I look for clues in other people’s writings. Memoirs of women. Memoirs of lives met with turmoil and how that turmoil was named and driven through. I catch glimpses of recognition: I’ve felt that, I’ve had that happen. Some are universal experiences; some are much more personal circumstances. I look for hints of how to move through with something if not actual grace, then something akin to it.
I have not yet found it. I’ve read wisdom and witticisms. There are people heroic from the start, to the more human and floundering and trying suicide before emerging out the other side. These writers, so far, all have people in their lives, friends who draw them baths, friends who rent them homes or studios for their works, friends with whom to have dinner and deep conversations. Or they have children, spouses, family of some sort, maybe dysfunctional but ultimately supportive or inspirational. Or they have amazing bosses or co-workers. Along with the social support, many of these authors of memoirs have had successful careers, even if they are momentarily abandoned or failed.
I am quite alone, does that disqualify me for wading through the crap without being covered in it? I haven’t written award-winning novels or plays, or had a brilliant nuclear family, or had an awesome career that I gave up to work with disadvantaged humans or to raise dairy goats.
People like me don’t write memoirs because no one would read them.
I enjoy the books, and learn from them, and I will continue to read them, but I have not yet found the road map to navigate my own struggles through the traumas, physical pain and depression—let alone how to do it gracefully, or at least less pathetically.

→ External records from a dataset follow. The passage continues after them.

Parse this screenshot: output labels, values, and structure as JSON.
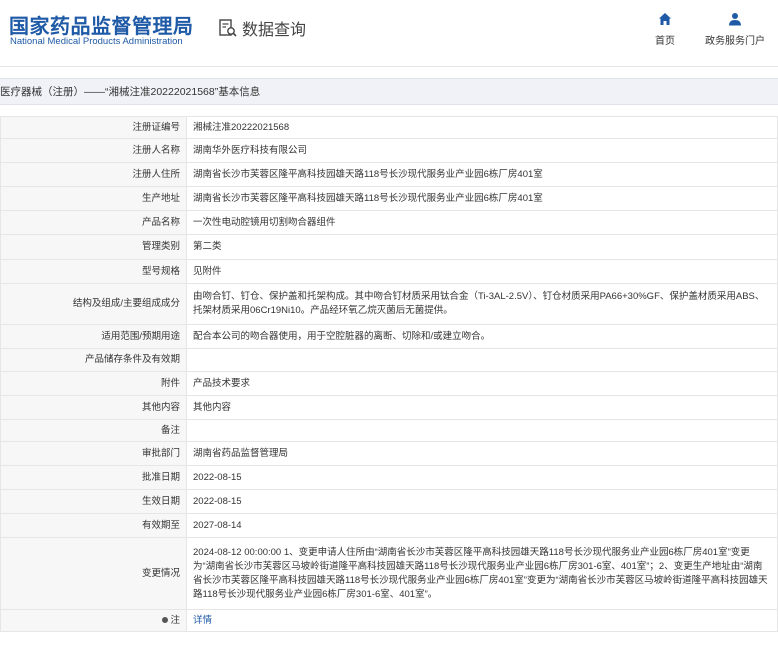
{
  "header": {
    "brand_cn": "国家药品监督管理局",
    "brand_en": "National Medical Products Administration",
    "section": "数据查询",
    "nav_home": "首页",
    "nav_portal": "政务服务门户"
  },
  "title": "医疗器械（注册）——“湘械注准20222021568”基本信息",
  "rows": [
    {
      "label": "注册证编号",
      "value": "湘械注准20222021568"
    },
    {
      "label": "注册人名称",
      "value": "湖南华外医疗科技有限公司"
    },
    {
      "label": "注册人住所",
      "value": "湖南省长沙市芙蓉区隆平高科技园雄天路118号长沙现代服务业产业园6栋厂房401室"
    },
    {
      "label": "生产地址",
      "value": "湖南省长沙市芙蓉区隆平高科技园雄天路118号长沙现代服务业产业园6栋厂房401室"
    },
    {
      "label": "产品名称",
      "value": "一次性电动腔镜用切割吻合器组件"
    },
    {
      "label": "管理类别",
      "value": "第二类"
    },
    {
      "label": "型号规格",
      "value": "见附件"
    },
    {
      "label": "结构及组成/主要组成成分",
      "value": "由吻合钉、钉仓、保护盖和托架构成。其中吻合钉材质采用钛合金（Ti-3AL-2.5V）、钉仓材质采用PA66+30%GF、保护盖材质采用ABS、托架材质采用06Cr19Ni10。产品经环氧乙烷灭菌后无菌提供。"
    },
    {
      "label": "适用范围/预期用途",
      "value": "配合本公司的吻合器使用，用于空腔脏器的离断、切除和/或建立吻合。"
    },
    {
      "label": "产品储存条件及有效期",
      "value": ""
    },
    {
      "label": "附件",
      "value": "产品技术要求"
    },
    {
      "label": "其他内容",
      "value": "其他内容"
    },
    {
      "label": "备注",
      "value": ""
    },
    {
      "label": "审批部门",
      "value": "湖南省药品监督管理局"
    },
    {
      "label": "批准日期",
      "value": "2022-08-15"
    },
    {
      "label": "生效日期",
      "value": "2022-08-15"
    },
    {
      "label": "有效期至",
      "value": "2027-08-14"
    },
    {
      "label": "变更情况",
      "value": "2024-08-12 00:00:00 1、变更申请人住所由“湖南省长沙市芙蓉区隆平高科技园雄天路118号长沙现代服务业产业园6栋厂房401室”变更为“湖南省长沙市芙蓉区马坡岭街道隆平高科技园雄天路118号长沙现代服务业产业园6栋厂房301-6室、401室”；2、变更生产地址由“湖南省长沙市芙蓉区隆平高科技园雄天路118号长沙现代服务业产业园6栋厂房401室”变更为“湖南省长沙市芙蓉区马坡岭街道隆平高科技园雄天路118号长沙现代服务业产业园6栋厂房301-6室、401室”。"
    },
    {
      "label": "注",
      "value": "详情"
    }
  ]
}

Featured image: “Cooling Off” an original digital image created in Second Life, with no post-production. 2019